Everybody is entitled to his views. If the civil servant is corrupt, the National Assembly is there to act as a check. Truth is that if the campaign against corruption must be successful, everybody must be involved.
What level of confidence do you repose on the managers of Nigeria’s economy?
Ask me that question as soon as the issue of petroleum subsidy is addressed and the increase in pump price reversed.
There is a noticeable reduction in the prices of some agricultural produce. Isn’t that an indication that the economy is picking up?
Does that sound fair? Overnight, they increased petroleum pump price by N48 and here they are, reducing the prices of commodities gradually. Why didn’t they increase the pump price gradually instead of inflicting pains on the ordinary people?
How do you feel about the aborted dreams of the founding fathers of Nigeria?
It does not make any one happy that we are the way we are. Malaysians came here to pick a seed and today they have gone ahead of us. Our industries are closing down and the youths are getting unemployed and there’s Boko Haram and other agitations.
Is there any hope that things will get better someday?
I think it’s getting a little late. The youths are getting different ideas about life; they are not coached in the right direction and so are coming up with their own version of life. They are insisting on quick fixes, for something that should ordinarily take a process to attain. A youth now goes to the market place with an explosive device tied to his waist and someone is somewhere with a remote control ready to detonate it. It is that bad and parental care is lacking.
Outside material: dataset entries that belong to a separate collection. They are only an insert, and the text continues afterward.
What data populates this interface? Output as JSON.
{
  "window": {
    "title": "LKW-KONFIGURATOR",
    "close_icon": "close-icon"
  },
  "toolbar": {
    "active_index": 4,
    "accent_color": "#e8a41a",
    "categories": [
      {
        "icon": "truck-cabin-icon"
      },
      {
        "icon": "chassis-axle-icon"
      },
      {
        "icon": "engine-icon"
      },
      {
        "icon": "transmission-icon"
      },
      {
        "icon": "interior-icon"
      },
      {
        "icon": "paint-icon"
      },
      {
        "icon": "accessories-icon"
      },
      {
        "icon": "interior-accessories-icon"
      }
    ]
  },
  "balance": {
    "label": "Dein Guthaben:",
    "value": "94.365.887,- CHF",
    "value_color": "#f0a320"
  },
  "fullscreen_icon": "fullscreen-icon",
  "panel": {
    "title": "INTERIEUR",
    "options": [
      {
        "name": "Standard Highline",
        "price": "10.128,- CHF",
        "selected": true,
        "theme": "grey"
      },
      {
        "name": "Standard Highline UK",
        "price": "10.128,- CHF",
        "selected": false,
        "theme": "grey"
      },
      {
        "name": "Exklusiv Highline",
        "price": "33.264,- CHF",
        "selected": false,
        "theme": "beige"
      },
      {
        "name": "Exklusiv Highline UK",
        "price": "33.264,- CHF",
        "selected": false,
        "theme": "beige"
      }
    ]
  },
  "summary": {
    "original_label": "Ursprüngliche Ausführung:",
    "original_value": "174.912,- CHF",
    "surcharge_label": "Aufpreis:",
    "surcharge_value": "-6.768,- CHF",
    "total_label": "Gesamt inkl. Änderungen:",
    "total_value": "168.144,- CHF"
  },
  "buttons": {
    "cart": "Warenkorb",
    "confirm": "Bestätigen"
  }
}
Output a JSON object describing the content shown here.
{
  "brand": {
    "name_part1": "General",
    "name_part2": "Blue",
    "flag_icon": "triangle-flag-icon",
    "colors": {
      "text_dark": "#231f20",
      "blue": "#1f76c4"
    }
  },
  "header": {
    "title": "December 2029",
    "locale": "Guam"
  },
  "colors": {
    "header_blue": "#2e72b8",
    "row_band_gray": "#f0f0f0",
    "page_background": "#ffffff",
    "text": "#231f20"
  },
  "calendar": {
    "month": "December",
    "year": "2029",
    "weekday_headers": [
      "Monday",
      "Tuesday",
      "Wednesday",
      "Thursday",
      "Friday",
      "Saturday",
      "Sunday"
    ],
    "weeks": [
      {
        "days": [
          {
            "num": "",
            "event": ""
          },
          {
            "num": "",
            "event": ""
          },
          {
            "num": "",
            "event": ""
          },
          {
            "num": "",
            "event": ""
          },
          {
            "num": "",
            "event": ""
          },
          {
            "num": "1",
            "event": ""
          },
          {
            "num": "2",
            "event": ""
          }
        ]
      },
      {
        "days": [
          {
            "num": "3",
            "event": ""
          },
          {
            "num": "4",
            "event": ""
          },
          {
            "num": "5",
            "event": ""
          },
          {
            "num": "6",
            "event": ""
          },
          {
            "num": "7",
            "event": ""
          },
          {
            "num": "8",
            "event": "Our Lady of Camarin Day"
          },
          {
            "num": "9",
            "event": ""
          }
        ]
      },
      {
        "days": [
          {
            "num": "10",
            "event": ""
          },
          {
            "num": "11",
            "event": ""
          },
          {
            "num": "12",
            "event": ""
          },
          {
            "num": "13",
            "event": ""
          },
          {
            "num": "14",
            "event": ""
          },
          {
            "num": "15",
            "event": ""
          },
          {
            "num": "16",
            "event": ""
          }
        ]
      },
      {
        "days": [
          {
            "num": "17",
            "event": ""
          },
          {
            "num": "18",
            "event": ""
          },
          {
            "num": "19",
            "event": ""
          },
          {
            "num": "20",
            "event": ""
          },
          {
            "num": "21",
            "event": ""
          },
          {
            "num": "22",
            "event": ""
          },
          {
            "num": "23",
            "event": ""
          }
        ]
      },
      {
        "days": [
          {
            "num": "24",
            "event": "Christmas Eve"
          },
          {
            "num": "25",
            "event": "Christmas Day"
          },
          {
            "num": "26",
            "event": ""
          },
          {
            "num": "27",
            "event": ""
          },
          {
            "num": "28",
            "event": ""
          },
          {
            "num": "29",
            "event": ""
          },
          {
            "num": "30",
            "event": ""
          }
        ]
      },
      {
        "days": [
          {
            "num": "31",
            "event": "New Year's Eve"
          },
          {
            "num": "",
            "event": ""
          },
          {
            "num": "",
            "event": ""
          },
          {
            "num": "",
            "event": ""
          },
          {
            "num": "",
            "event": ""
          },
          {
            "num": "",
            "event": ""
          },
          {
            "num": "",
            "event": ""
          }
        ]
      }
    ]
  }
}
Unless the younger ones have a change of attitude and orientation, with the parents playing their role, things might get harder.